Transgender Resource Centre’s founder and head Priya Babu is all smiles. After two years of initially conceptualising her dreams of running a magazine for members of the transgender community, she has finally succeeded, she says.
“Trans News is finally live,” she announces.
Her Tamil and English e-magazine, which shines light on transgender history, trans rights, cinema, fashion and even has segments on health, make up and cooking, is sure to help more people see the achievements of the community, she says. The e-magazine was born in a home-cum office in Madurai.
Priya hopes that the magazine helps break stereotypes and provides the community a space to voice their opinion. The magazine features trans writers and trans models. It has a section to alert the community on job availability and an online shop to showcase the products sold by transgender persons.
“What began two years ago as a means to document our daily lives is now seeing the light of the day. We too need a space to showcase our beauty, our history and our role in society. I hope this magazine helps,” she says.

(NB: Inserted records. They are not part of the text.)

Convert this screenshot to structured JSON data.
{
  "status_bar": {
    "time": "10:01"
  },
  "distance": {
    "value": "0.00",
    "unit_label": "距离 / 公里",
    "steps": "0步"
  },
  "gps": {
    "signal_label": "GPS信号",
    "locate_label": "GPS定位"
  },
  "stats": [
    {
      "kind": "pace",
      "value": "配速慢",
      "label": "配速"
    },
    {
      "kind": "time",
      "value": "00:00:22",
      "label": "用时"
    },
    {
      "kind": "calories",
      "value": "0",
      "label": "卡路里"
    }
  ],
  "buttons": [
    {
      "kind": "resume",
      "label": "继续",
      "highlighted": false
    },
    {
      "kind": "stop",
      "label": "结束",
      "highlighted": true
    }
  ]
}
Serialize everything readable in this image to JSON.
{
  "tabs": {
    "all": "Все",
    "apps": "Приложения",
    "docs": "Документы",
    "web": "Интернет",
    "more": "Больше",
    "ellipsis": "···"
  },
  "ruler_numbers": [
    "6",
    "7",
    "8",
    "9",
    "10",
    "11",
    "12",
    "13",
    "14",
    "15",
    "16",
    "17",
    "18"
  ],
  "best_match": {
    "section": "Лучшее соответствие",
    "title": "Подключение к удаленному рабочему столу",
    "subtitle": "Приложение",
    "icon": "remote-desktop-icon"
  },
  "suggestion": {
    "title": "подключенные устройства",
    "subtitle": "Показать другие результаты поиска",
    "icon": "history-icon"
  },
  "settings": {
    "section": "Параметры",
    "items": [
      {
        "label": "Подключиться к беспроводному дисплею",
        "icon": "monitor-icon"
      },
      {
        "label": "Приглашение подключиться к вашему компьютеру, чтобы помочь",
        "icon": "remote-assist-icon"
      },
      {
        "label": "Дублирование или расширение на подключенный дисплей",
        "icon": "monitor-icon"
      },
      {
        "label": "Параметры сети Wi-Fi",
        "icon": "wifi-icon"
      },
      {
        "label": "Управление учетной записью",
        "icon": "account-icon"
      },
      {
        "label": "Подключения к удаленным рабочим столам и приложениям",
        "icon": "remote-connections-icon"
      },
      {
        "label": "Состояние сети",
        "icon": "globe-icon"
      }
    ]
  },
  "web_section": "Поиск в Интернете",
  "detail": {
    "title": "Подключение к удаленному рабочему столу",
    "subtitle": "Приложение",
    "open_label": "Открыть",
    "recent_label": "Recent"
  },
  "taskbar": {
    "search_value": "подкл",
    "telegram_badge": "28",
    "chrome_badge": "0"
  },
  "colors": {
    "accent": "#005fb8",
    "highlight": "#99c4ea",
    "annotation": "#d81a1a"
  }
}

Priya has been an advocate of trans rights for almost two decades. Her organisation- Transgender Resource Centre in Madurai- has 170 books on members of the community. The centre has also documented news clippings of the community, to ensure that it can be used for research. Priya is also a filmmaker and regularly engages with students across Tamil Nadu about the rights of members of the trans community.
Although she has helped write books and has made a documentary film on trans rights, she says that she found the need to create a platform to record their daily thoughts and to capture the mood of the current times.
“I had earlier registered a magazine titled ‘Aval Nangai’ [She’s a Woman], hoping to create a print edition of the magazine. All the base work and the registration of the title was done. However, Covid-19 hampered all the preparation that we had done. We then decided to convert it to an e-magazine. Our writers all approved and we were ready to go,” she says.
Priya says that articles will be updated every three days to ensure variety.
The magazine’s writers include Padmini Prakash from Coimbatore, Viji from Chennai and Jeeva Rangaraj from Chennai, who will be regular contributors in Tamil. “A number of student volunteers have shown interest in helping us so they will be in-charge of translations. Secretary of TRC, Mahalakshmi Raghavan, will take a final look at our English version,” she says.
The magazine’s beauty segment features six trans women showcasing different ways of doing makeup. “I feel like the magazine will be an instrument in encouraging more people from our community to come forward and write, model and share their lives,” she says.
Priya says that the magazine’s first edition was created without any help from professionals. This home-grown brand hopes to evolve into a strong voice and lead the way for several other trans people to take charge of their own narrative.
In her first editorial note she writes, “Of course, the journey was not a bed of roses, it was filled with thorns of bullies, discrimination, economical crisis and abuses. This magazine aims at the future generation should not face the difficulties we have faced, so through our pen we are trying to root out the thorns in the path to reach their destination.”